Opera Was What Made the Headlines
Ask music professor Carol Padgham Albrecht to imagine Vienna in the 1790s and she might conjure an opulent performance hall where Mozart’s operas are illuminated by footlights, Hadyn’s quartets waft in the candlelit chandeliers and Beethoven’s pounding symphonies remind Viennese concert goers of the French army marching through Europe.
She might also describe a creative community that gave birth to classical music while monarchs fought over ideas and borders. It was a unique time and place — and one that fascinates her.
“I’ve always been a closet history buff,” Padgham Albrecht said. “I’ve always found it interesting to know what a piece of music might have meant within its culture, how it functioned and how it was received during that particular time.

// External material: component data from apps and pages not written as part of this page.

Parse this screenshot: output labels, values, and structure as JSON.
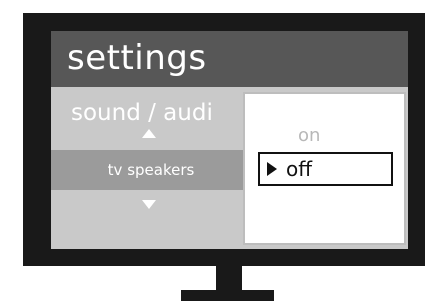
{
  "screen": {
    "title": "settings",
    "breadcrumb": "sound / audi"
  },
  "menu": {
    "selected_item": "tv speakers"
  },
  "dropdown": {
    "options": [
      "on",
      "off"
    ],
    "selected": "off"
  },
  "colors": {
    "bezel": "#191919",
    "screen_bg": "#c9c9c9",
    "titlebar": "#575757",
    "selected_row": "#9b9b9b",
    "popup_bg": "#ffffff"
  }
}
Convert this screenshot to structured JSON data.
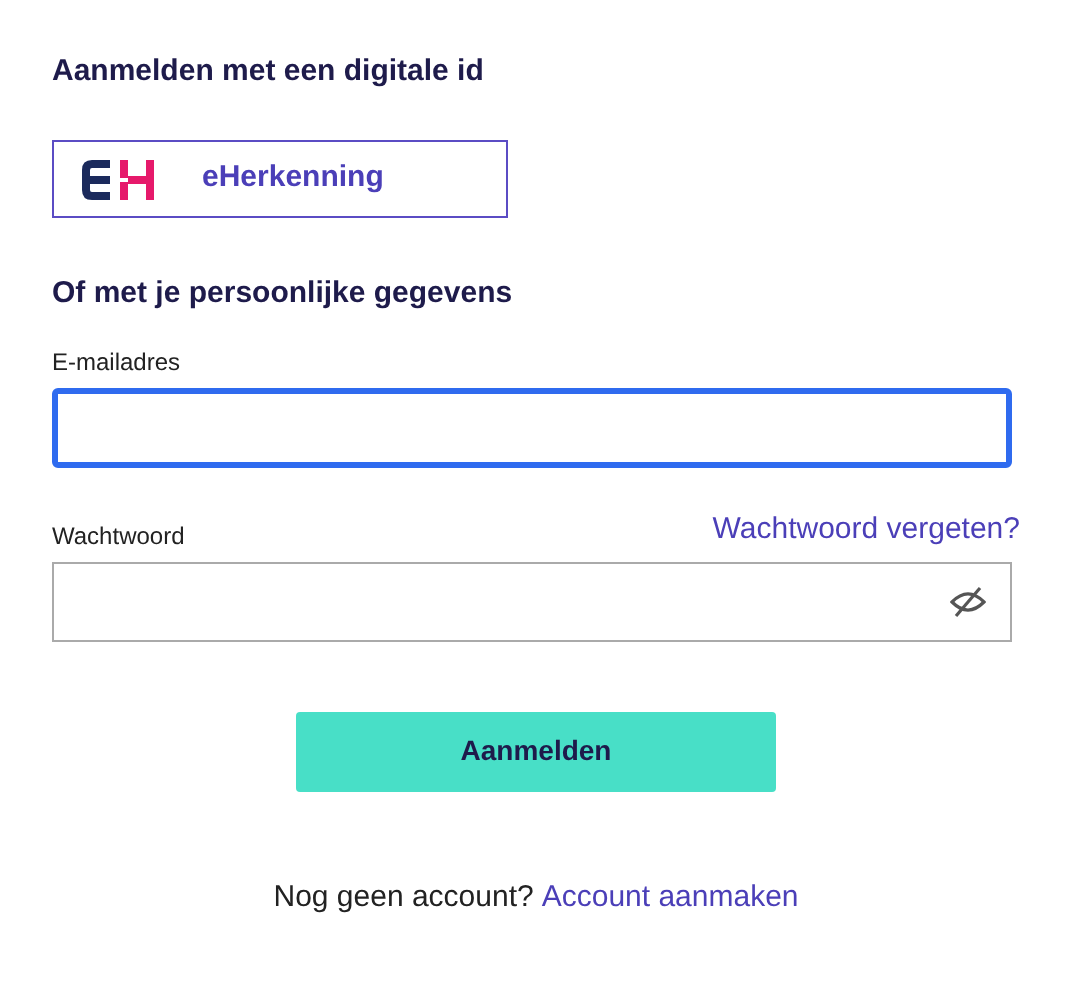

And Vienna during this era is particularly fascinating.”
Padgham Albrecht, who is an expert in 18th century Viennese concert life, recently began to study the popular obsession with opera among the people of the era.
“I discovered that opera was what made the headlines, what people were interested in reading about in the journals of the day. … One of the big surprises was to see the ‘second run’ of Mozart’s Italian operas being performed in Vienna, but all translated into German,” she said. “Then there were the singers themselves, most of whom did not appear in the standard musical reference books, so I felt compelled to flesh out more of the details there. And I just got hooked.”
Delving into the Austrian Theater Museum’s archives, she has spent years learning about the lives of the performers.
“Just by looking at the daily theater playbills, you get a feeling for the individuals as you see them alternate in productions, day after day,” Padgham Albrecht said. “They would post the playbills each day, and if there was some change — say, one of the singers was sick — the management would write in by hand that due to so- and-so’s indisposition, or fever, or whatever, they could not perform and would instead substitute another production. So you can get an idea of everyone’s health!”
In addition, she was surprised to discover economic gender equality.
“It was quite an eye-opener to see the top female singers making salaries equal to those of their male colleagues, and in some cases outstripping them entirely,” she said. “One of the high earners, Irene Tomeoni, did particularly well. She was able to buy two houses within the city, as well as a villa out in one of the suburbs. She was able to sustain herself as a widow through 25 years of retirement on rental income alone. And consider that she was able to buy real estate in her own name, without some male guarantor.”
However, Padgham Albrecht said it was not unexpected to realize the natural interdisciplinary nature of her research.
“The humanities relate to people, and my research delves into people’s everyday lives,” she said. “From a more sociological stance, these opera singers function as an occupational group, and examining their daily professional activities and genealogical trails is leading to a picture of how they lived and worked.”
It also helps her UI students better understand how they, as performers, contribute to society.
“Not everyone inherently relates to opera, but they do relate to people. And for vocal students, it makes sense to know how earlier generations of singers sustained their careers.”
It is also a better way to teach music history.
“Music is an aspect of overall human behavior, not something that just happens in a bubble,” Padgham Albrecht said. “I think it’s easier to understand the role of music, art, literature and theater if you view them in the context of the times in which they were created. And, I think it’s just more interesting that way.”
Padgham Albrecht, who has given conference presentations and has published several articles, plans on putting her research together in a book, tentatively titled, “Tales of the Distinctive and the Dysfunctional: Opera Singers in Vienna, 1792-1810.”
“That would kind of sum it up,” she said.